Here are facts ignored in [Bill] Bauer’s breathy, name-calling column that belittles anyone with a contrary view (“Have anti-Fairmont forces gone bonkers?” My Write, 24). The SMDP could perform a better service to the community by publishing views of the residents, none of whom advocate building another high-rise in town on the waterfront. Residents of Santa Monica have opposed the Ocean Avenue, LLC./MSD Corp. proposal for a hotel and condo development on the Miramar site because it:
1) Is more than twice as big as the current Miramar hotel, including a 20-plus story tower that punctures the skyline, blocks views, sea breezes and light at street level, while increasing noise and pressure on community services.
2) Intensifies current problems of congestion, traffic and parking on all adjacent streets.
3) Ignores the wishes expressed by hundreds of residents for their community in public statements and meetings and by the neighborhood associations and others who are in favor of a smaller hotel-only modernization project.
4) Advocates building the tallest tower along the ocean front in a city of low-rise buildings, despite the objections of hundreds of residents.
5) Reduces available street parking in the neighborhood.
6) Ignores the mandate for a transition of structures from Downtown to lower-density residential neighborhoods as stated in the LUCE.
7) Ignores the requirement for outstanding architecture.
8) Draws more people through a part of town already crowded by residents and visitors at the busiest times of the day.
9) Takes property value away from existing property owners in the neighborhood.
10) Imposes a tremendous burden and inconvenience on businesses and residents during several years of construction, without any consideration toward them.
The developer has condoned:
1) Smears and lies in its surreptitious publications.
2) Spreading falsehoods that the Wilshire-Montana Neighborhood Coalition, a democratic nonprofit volunteer association run by the residents, was manipulated by the Huntley Hotel.
3) Trampling on the objections of a longtime business owner and residents who have the right to protect their property while the developer takes value away from their business and other nearby properties.
4) Vigorous lobbying efforts and funding of sympathetic candidates for City Council election campaigns.
5) Ignored requests by council members and planning commissioners to present smaller alternative projects.
The city leaders appear to have encouraged the Miramar hotel-condo proposal. They see the hotel tax revenues as the short-term solution for financing municipal services and retirements. They ignore the long-term consequences, namely that the new condos and affordable housing at this landmark location will increase the population density and will alter the character of Santa Monica for the next 50 to 100 years by setting a precedent for the construction of more high-rise buildings along the ocean front. In addition, the project will impose an ongoing cost to the city. One of the city’s options, so far ignored, is to look for an investor who will take over the Miramar and develop it as a hotel-only project.
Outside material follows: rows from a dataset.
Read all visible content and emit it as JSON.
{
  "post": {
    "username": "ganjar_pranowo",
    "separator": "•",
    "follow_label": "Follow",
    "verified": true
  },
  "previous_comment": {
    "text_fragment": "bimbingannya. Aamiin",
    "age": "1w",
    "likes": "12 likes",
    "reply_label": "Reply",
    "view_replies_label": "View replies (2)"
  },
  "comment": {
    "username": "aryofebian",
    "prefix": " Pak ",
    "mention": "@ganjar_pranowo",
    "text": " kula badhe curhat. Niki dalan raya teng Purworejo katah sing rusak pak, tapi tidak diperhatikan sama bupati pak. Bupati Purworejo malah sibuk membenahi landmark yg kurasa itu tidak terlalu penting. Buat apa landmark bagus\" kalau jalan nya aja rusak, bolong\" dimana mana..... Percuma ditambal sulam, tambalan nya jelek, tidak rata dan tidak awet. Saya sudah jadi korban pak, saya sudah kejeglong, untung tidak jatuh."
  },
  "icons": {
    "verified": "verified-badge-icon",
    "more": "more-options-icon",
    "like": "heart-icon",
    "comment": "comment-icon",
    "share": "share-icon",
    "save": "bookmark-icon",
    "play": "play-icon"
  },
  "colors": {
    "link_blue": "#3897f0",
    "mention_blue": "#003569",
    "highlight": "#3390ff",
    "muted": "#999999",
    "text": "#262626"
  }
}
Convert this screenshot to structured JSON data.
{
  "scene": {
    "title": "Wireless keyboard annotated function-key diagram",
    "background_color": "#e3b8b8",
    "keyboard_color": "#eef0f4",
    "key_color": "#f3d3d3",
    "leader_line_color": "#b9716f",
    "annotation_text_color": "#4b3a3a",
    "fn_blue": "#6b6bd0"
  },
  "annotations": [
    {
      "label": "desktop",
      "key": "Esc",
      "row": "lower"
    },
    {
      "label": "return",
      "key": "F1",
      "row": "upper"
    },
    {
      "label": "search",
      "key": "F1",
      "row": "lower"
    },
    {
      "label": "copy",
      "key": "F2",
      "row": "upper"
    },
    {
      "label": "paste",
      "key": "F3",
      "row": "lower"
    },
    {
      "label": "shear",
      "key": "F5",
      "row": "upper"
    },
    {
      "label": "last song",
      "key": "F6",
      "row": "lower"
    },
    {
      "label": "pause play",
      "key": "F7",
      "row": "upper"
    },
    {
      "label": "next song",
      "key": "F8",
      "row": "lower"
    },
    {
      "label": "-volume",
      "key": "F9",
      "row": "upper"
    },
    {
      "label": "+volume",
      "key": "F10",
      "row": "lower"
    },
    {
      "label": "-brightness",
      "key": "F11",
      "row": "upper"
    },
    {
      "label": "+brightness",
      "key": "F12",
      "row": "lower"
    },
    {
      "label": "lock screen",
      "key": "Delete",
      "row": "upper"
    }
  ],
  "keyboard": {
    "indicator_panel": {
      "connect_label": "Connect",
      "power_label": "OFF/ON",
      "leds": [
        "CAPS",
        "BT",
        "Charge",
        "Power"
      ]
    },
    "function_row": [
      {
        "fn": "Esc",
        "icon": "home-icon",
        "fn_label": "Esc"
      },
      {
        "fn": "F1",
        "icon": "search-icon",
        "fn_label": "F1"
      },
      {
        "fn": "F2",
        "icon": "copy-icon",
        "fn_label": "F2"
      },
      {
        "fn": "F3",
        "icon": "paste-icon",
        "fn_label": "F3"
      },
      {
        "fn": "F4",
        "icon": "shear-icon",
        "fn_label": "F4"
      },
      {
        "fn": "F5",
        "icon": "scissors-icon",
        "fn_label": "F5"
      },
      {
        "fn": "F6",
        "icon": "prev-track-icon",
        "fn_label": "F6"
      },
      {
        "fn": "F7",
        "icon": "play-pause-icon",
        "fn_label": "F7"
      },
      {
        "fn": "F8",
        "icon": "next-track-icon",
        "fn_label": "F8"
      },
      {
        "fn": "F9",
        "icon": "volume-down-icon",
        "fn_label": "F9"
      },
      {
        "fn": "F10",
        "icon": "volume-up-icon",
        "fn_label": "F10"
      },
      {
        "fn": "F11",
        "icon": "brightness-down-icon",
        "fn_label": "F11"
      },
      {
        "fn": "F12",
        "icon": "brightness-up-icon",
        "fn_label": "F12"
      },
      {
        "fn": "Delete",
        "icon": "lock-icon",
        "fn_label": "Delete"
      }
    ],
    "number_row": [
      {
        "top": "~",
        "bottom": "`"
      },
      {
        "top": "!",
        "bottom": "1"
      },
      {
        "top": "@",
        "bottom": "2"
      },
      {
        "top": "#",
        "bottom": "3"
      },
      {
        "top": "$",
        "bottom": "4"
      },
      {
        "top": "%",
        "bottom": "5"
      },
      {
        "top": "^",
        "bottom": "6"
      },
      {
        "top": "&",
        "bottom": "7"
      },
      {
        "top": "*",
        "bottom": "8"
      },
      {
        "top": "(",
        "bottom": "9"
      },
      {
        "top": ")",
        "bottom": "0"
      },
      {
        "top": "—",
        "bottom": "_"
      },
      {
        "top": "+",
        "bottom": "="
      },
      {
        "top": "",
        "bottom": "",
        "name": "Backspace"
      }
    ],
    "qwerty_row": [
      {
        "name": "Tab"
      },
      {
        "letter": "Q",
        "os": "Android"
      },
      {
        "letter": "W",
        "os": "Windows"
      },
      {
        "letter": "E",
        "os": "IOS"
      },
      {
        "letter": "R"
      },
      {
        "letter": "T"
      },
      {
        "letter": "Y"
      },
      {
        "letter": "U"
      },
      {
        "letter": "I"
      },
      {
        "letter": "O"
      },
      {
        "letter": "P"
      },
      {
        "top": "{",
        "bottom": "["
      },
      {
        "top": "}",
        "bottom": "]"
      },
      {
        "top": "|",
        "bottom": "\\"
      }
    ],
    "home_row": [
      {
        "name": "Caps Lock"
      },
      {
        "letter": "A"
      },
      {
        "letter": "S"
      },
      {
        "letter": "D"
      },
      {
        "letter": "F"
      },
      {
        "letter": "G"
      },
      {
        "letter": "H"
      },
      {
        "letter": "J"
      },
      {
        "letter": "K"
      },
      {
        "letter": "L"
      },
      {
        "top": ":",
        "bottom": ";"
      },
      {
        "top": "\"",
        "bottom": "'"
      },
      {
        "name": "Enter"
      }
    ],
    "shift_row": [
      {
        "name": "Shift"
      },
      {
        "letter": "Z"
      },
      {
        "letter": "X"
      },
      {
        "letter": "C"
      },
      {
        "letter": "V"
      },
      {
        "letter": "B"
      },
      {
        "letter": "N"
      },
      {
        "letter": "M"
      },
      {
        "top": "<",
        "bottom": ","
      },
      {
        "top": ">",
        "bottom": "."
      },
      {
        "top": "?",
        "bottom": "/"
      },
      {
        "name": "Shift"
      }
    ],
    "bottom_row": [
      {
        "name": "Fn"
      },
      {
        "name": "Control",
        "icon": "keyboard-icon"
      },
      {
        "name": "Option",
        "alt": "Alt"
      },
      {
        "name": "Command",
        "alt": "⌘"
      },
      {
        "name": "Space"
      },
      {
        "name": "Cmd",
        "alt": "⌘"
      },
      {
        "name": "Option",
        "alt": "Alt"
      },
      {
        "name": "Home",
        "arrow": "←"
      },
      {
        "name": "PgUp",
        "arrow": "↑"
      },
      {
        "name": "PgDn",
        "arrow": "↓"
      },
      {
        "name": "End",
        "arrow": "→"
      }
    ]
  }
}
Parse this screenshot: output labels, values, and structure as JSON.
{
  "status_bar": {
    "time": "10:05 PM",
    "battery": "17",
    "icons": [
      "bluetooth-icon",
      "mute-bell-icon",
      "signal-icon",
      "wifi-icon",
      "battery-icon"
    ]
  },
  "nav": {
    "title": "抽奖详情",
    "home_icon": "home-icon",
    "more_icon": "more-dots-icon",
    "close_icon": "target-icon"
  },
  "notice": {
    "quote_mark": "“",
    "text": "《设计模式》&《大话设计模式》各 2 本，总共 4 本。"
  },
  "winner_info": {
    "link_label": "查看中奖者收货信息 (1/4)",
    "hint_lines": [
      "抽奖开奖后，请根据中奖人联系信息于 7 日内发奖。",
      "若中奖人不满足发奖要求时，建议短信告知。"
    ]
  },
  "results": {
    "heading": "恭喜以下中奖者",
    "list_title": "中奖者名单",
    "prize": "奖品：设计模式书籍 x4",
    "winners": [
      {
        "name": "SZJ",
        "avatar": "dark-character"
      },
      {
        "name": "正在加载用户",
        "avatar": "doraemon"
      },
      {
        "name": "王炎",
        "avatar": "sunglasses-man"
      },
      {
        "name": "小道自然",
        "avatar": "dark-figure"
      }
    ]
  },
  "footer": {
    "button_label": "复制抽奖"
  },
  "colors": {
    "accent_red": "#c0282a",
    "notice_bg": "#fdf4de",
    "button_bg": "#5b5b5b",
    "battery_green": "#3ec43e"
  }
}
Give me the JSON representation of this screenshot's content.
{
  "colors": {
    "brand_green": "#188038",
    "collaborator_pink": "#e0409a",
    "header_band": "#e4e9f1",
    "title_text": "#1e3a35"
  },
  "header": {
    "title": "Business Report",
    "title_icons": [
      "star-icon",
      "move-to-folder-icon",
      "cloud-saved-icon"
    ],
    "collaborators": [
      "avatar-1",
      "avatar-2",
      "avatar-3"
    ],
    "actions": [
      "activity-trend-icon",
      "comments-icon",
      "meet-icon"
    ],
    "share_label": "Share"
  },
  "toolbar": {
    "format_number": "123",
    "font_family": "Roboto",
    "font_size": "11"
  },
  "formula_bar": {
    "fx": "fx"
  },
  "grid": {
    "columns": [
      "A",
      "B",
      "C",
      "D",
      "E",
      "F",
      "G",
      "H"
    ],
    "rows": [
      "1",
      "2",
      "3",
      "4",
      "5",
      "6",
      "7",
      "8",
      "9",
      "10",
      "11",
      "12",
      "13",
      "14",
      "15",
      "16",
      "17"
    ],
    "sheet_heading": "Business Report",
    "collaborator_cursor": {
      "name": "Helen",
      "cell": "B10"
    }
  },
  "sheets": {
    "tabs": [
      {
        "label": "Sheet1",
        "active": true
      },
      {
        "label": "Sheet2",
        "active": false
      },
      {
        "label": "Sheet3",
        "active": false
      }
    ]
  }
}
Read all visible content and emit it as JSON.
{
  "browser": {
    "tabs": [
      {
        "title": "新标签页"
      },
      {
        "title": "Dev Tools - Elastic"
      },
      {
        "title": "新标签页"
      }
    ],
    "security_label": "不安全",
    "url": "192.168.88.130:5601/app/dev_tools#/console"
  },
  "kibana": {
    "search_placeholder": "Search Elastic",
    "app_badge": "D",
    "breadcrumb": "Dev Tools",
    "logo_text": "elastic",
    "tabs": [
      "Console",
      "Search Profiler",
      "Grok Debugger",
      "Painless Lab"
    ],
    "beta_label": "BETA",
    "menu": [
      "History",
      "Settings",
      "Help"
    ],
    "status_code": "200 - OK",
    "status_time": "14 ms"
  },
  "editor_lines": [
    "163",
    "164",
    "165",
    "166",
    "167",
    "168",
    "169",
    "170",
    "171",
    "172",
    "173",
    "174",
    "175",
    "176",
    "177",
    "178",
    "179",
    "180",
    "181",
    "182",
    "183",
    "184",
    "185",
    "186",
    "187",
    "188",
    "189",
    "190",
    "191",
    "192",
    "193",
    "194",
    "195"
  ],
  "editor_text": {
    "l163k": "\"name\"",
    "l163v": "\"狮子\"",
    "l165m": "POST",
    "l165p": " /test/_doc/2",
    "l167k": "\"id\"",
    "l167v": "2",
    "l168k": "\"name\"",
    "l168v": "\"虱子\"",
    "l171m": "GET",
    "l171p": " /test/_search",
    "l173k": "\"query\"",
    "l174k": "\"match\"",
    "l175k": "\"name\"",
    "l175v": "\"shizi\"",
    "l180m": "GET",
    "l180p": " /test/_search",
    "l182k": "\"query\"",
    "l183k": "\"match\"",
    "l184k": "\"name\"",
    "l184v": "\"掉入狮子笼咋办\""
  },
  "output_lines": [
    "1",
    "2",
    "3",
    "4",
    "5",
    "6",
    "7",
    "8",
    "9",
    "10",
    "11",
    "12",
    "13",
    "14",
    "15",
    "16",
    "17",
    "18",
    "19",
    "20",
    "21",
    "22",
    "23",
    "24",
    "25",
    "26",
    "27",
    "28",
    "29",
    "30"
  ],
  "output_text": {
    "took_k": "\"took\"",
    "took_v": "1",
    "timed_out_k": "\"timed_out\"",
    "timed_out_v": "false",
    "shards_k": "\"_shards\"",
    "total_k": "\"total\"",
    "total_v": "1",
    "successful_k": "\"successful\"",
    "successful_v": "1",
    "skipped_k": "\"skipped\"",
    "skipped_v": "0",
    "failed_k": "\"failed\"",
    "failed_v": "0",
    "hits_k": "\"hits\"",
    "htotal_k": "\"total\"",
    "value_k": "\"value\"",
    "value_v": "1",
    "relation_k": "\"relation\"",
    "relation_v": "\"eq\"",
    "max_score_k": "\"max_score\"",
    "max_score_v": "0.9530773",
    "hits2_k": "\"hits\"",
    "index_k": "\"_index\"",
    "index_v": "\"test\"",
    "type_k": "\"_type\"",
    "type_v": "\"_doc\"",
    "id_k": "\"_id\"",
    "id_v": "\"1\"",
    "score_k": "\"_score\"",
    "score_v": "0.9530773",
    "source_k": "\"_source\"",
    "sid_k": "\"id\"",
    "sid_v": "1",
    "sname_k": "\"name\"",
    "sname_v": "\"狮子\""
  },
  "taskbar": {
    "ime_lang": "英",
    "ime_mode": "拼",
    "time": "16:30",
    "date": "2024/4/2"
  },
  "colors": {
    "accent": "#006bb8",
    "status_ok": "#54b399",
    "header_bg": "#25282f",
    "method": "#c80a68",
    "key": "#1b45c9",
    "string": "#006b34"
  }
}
Despite our sometimes heated words, after the Miramar controversy has been settled, residents, business owners and government workers will continue to participate in Santa Monica. Let the dialogue now be civil and framed on solutions that embrace what’s best for Santa Monica in the years to come.
Robert M. Gurfield